Segment Start: Exercise material
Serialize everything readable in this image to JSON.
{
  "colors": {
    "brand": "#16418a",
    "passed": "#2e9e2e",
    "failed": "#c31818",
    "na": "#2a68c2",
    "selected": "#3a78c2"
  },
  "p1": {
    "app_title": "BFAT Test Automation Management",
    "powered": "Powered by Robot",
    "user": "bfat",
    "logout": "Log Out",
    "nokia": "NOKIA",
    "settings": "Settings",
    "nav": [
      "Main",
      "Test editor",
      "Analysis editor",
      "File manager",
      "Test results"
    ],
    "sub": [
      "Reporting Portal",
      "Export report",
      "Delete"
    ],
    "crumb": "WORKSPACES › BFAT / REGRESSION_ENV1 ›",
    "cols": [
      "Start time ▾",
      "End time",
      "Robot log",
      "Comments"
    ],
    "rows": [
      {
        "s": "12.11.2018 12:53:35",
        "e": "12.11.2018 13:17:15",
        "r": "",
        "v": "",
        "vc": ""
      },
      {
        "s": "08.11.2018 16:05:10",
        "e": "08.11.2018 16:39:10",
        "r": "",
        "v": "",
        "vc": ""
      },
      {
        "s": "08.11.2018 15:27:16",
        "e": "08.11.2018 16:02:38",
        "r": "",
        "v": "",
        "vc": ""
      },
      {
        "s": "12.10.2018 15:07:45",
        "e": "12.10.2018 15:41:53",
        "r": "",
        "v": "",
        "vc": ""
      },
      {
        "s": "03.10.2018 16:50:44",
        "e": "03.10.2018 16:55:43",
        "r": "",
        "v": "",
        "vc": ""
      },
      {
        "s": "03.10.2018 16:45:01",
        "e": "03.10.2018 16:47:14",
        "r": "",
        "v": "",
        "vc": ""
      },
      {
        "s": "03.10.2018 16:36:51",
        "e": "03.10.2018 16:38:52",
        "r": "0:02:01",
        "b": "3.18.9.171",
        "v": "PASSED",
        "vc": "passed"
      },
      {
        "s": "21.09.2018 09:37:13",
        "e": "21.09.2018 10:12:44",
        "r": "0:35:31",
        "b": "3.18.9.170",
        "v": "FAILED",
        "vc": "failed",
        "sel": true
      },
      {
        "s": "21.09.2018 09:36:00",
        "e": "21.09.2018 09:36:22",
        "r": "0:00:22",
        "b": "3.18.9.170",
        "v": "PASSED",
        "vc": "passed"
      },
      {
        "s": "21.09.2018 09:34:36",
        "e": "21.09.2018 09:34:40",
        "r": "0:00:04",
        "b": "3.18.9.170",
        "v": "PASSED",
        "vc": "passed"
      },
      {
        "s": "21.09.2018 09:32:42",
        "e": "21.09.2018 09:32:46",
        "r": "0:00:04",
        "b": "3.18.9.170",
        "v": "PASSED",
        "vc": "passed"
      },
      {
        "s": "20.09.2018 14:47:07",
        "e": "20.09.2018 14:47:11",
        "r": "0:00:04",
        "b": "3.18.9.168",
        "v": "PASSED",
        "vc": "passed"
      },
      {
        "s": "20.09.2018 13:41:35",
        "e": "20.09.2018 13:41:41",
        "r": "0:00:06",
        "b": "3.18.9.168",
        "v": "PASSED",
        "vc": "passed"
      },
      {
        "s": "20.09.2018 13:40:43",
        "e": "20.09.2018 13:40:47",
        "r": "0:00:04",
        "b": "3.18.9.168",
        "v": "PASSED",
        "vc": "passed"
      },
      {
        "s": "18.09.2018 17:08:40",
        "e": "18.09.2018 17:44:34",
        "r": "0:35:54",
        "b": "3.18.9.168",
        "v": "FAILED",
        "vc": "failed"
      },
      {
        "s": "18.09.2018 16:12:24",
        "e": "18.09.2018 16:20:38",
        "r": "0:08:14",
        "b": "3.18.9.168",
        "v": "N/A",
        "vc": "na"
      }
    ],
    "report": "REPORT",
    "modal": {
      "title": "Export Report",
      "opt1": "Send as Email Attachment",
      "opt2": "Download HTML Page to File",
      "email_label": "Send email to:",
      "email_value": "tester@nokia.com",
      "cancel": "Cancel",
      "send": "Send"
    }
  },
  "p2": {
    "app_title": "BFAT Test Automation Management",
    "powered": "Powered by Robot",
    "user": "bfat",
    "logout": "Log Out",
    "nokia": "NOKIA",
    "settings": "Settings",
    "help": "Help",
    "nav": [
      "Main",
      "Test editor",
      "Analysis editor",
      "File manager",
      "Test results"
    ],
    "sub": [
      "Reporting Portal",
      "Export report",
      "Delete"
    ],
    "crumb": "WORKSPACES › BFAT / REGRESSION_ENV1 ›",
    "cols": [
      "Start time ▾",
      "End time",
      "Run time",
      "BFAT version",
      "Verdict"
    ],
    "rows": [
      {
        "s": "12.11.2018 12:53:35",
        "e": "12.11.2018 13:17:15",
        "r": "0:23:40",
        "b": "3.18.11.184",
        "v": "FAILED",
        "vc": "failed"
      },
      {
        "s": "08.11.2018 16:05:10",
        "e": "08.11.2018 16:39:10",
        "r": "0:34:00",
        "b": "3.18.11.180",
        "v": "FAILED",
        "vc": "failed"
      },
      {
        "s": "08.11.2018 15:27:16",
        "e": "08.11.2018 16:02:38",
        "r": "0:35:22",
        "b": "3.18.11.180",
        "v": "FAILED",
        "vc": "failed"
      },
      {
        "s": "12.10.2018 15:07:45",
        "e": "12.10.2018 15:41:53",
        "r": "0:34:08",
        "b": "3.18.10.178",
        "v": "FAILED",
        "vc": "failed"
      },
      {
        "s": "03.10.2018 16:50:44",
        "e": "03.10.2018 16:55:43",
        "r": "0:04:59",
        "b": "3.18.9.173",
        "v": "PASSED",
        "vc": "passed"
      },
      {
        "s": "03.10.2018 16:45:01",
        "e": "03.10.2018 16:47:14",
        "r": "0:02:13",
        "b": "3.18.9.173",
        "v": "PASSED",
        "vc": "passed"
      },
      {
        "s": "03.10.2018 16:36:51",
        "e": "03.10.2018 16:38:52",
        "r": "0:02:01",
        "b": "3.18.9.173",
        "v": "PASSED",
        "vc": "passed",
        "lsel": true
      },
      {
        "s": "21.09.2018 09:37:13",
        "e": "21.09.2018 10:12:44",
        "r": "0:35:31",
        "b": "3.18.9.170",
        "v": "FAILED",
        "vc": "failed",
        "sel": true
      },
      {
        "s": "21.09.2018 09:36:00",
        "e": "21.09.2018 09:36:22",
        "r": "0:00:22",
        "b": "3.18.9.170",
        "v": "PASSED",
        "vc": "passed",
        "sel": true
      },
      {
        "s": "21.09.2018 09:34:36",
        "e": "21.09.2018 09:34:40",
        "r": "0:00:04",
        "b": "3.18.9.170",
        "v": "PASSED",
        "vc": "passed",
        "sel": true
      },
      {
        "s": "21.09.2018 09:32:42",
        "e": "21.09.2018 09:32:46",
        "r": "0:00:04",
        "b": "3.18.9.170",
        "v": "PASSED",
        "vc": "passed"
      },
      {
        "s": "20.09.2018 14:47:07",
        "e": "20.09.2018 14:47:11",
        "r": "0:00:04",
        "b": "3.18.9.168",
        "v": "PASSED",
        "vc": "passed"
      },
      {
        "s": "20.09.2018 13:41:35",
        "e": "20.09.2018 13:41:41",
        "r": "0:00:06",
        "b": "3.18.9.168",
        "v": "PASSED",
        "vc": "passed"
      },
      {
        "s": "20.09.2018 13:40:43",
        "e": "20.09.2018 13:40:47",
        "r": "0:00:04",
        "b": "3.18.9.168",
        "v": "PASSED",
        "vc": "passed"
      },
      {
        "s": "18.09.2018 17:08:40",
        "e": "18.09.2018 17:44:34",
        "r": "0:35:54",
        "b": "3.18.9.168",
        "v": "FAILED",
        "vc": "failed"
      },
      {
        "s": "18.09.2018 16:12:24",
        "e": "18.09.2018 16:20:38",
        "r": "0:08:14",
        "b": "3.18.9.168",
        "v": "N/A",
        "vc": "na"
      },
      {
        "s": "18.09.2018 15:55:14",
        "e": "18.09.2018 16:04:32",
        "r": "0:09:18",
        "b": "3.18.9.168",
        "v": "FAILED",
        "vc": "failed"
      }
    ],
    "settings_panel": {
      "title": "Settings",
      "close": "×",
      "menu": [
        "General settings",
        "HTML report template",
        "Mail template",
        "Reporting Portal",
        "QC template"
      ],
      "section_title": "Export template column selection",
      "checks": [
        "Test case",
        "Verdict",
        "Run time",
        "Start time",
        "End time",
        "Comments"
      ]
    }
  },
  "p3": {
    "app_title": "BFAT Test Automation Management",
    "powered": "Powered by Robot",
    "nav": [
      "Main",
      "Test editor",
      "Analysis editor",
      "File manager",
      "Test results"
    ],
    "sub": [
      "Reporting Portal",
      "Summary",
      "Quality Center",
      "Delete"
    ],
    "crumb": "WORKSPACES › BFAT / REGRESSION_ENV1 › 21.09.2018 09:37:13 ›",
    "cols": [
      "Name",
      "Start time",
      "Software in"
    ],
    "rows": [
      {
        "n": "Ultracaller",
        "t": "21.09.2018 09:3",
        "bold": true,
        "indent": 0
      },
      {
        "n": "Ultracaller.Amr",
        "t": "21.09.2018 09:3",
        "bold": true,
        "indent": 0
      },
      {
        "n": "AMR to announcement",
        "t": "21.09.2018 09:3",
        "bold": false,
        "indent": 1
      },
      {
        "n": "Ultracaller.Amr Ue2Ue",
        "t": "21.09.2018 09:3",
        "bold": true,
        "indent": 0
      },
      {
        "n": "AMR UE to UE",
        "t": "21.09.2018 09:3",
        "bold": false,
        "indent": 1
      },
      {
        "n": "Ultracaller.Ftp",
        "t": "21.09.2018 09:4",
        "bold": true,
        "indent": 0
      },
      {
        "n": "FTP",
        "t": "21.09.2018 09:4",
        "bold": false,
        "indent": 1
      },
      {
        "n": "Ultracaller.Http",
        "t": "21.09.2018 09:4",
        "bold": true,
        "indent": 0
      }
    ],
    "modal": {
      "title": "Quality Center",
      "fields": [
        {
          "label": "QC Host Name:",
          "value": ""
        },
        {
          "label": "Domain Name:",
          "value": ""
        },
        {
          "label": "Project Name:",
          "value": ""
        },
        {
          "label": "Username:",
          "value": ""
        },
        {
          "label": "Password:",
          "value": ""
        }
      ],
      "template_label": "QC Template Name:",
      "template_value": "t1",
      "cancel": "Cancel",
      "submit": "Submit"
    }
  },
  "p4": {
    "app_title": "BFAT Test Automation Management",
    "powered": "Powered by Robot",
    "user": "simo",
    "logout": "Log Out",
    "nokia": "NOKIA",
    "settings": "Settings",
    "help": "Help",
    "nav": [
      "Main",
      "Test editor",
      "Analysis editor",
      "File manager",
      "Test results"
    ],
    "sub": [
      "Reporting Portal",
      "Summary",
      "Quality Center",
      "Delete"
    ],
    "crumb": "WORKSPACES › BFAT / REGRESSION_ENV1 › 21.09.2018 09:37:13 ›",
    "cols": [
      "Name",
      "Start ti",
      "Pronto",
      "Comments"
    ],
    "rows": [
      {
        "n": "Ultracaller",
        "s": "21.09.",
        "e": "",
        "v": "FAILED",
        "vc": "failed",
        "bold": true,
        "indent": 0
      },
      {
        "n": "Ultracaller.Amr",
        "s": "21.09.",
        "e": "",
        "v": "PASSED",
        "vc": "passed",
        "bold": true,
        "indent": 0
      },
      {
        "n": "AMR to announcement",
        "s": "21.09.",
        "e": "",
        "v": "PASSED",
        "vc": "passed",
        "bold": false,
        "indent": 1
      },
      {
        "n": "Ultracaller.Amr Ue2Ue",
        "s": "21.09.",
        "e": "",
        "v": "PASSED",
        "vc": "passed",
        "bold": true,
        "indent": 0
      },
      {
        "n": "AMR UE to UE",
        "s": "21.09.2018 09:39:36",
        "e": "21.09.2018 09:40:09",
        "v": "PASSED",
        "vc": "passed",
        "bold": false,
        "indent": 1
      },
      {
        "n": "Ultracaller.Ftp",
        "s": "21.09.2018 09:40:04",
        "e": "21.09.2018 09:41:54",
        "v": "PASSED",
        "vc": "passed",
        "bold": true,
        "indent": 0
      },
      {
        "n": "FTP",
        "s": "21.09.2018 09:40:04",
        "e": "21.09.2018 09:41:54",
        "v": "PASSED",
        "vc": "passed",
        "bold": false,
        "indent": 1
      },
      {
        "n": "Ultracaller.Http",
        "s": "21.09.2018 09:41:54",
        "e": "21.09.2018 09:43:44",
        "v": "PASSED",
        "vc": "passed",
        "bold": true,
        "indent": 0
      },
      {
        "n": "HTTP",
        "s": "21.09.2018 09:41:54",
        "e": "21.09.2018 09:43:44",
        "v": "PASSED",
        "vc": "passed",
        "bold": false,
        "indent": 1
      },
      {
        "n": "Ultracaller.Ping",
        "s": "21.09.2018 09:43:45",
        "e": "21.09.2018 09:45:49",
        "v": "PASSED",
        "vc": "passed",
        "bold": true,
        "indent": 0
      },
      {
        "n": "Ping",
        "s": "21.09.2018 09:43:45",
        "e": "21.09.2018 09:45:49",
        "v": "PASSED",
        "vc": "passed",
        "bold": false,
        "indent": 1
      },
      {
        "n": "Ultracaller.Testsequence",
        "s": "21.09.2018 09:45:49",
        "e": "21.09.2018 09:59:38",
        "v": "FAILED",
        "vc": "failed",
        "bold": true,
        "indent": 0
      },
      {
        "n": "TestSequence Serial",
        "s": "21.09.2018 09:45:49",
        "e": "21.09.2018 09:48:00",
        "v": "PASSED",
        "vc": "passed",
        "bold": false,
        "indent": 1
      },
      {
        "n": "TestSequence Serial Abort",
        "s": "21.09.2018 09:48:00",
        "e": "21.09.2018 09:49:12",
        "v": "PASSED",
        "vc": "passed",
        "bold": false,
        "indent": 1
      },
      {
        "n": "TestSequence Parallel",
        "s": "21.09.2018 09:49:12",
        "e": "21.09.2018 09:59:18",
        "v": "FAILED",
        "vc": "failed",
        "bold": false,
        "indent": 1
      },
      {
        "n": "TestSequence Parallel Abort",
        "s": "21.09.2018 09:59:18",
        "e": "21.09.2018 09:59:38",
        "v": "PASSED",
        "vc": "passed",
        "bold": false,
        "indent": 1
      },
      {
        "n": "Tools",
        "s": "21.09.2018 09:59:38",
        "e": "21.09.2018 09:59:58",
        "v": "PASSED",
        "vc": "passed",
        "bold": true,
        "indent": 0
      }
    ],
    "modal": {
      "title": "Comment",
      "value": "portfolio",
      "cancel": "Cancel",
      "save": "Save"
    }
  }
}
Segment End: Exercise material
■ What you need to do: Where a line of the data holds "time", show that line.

■ Result for this exercise:
      "Start time ▾",
      "End time",
      "Start time ▾",
      "End time",
      "Run time",
        "Run time",
        "Start time",
        "End time",
      "Start time",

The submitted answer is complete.